Information supplied:
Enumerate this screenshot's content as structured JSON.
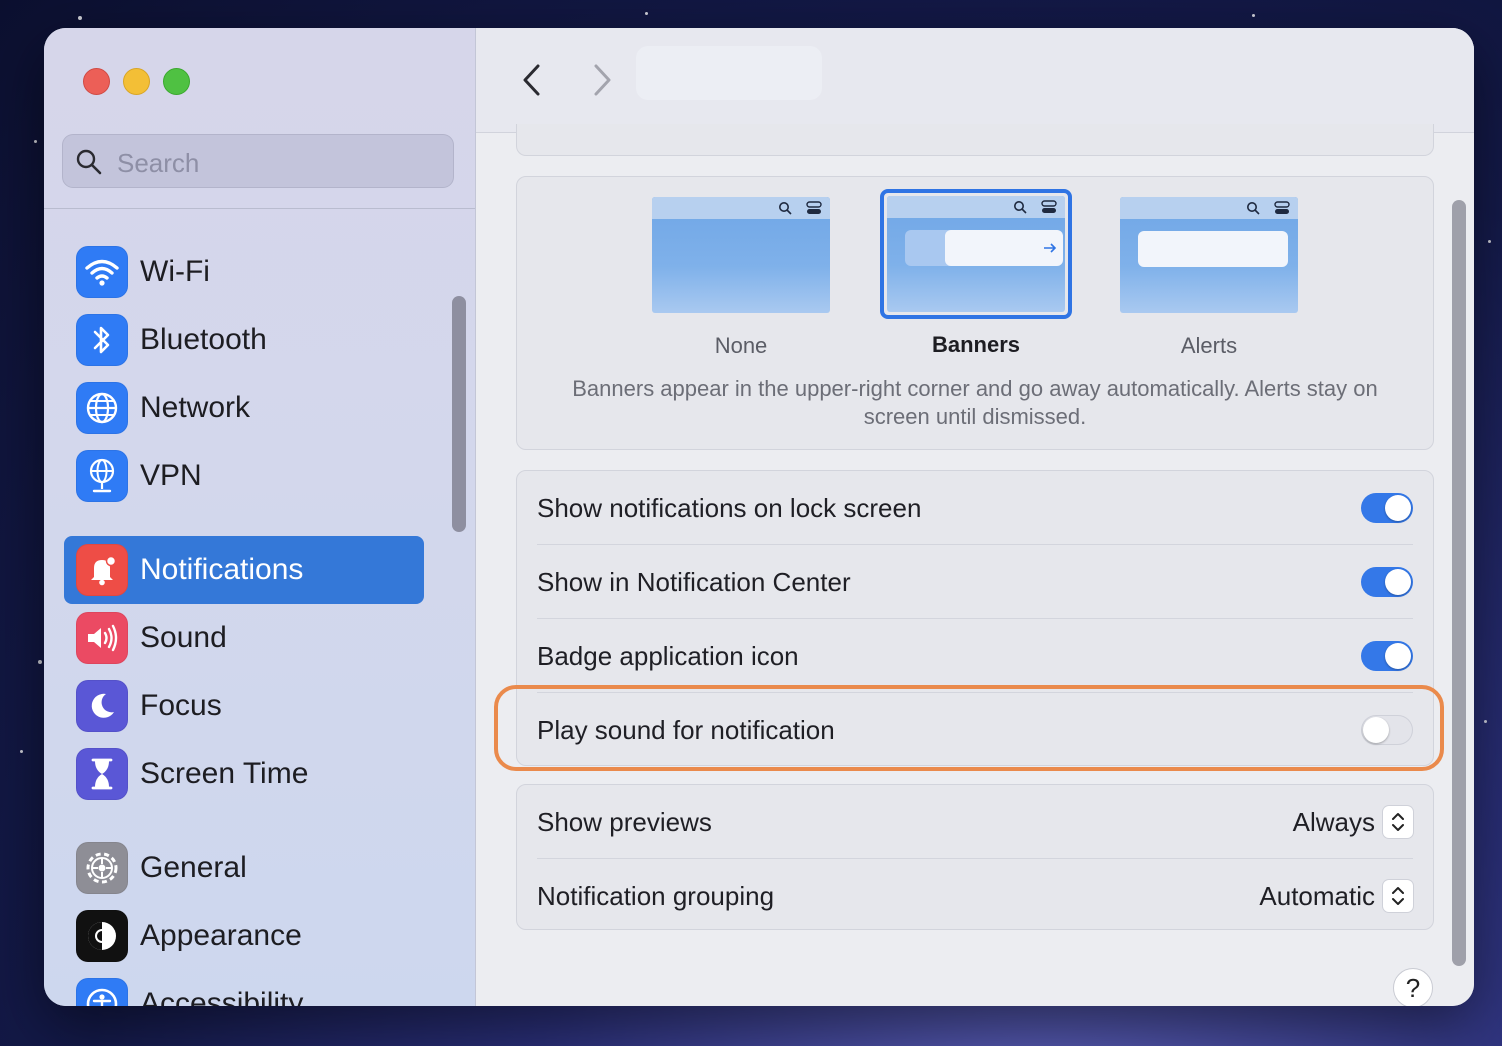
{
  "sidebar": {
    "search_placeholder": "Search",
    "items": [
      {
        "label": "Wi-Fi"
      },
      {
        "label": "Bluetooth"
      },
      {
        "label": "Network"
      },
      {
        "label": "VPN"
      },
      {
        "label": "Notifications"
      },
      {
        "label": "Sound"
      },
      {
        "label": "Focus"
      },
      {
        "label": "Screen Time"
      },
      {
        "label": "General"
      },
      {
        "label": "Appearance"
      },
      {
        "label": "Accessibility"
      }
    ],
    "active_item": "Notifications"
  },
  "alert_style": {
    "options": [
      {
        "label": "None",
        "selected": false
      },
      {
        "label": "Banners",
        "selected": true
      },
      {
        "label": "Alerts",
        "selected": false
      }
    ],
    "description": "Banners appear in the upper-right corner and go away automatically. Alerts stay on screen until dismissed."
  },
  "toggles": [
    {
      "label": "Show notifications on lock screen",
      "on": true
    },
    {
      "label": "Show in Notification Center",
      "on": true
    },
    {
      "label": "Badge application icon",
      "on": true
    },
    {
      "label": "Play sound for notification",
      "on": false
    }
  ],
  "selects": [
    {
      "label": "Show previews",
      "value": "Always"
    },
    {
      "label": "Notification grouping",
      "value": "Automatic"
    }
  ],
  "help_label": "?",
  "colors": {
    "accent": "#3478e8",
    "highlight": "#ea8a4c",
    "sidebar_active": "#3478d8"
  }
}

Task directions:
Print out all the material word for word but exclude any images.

Exercise answer:
Enumerate this screenshot's content as structured JSON.
{
  "sidebar": {
    "search_placeholder": "Search",
    "items": [
      {
        "label": "Wi-Fi"
      },
      {
        "label": "Bluetooth"
      },
      {
        "label": "Network"
      },
      {
        "label": "VPN"
      },
      {
        "label": "Notifications"
      },
      {
        "label": "Sound"
      },
      {
        "label": "Focus"
      },
      {
        "label": "Screen Time"
      },
      {
        "label": "General"
      },
      {
        "label": "Appearance"
      },
      {
        "label": "Accessibility"
      }
    ],
    "active_item": "Notifications"
  },
  "alert_style": {
    "options": [
      {
        "label": "None",
        "selected": false
      },
      {
        "label": "Banners",
        "selected": true
      },
      {
        "label": "Alerts",
        "selected": false
      }
    ],
    "description": "Banners appear in the upper-right corner and go away automatically. Alerts stay on screen until dismissed."
  },
  "toggles": [
    {
      "label": "Show notifications on lock screen",
      "on": true
    },
    {
      "label": "Show in Notification Center",
      "on": true
    },
    {
      "label": "Badge application icon",
      "on": true
    },
    {
      "label": "Play sound for notification",
      "on": false
    }
  ],
  "selects": [
    {
      "label": "Show previews",
      "value": "Always"
    },
    {
      "label": "Notification grouping",
      "value": "Automatic"
    }
  ],
  "help_label": "?",
  "colors": {
    "accent": "#3478e8",
    "highlight": "#ea8a4c",
    "sidebar_active": "#3478d8"
  }
}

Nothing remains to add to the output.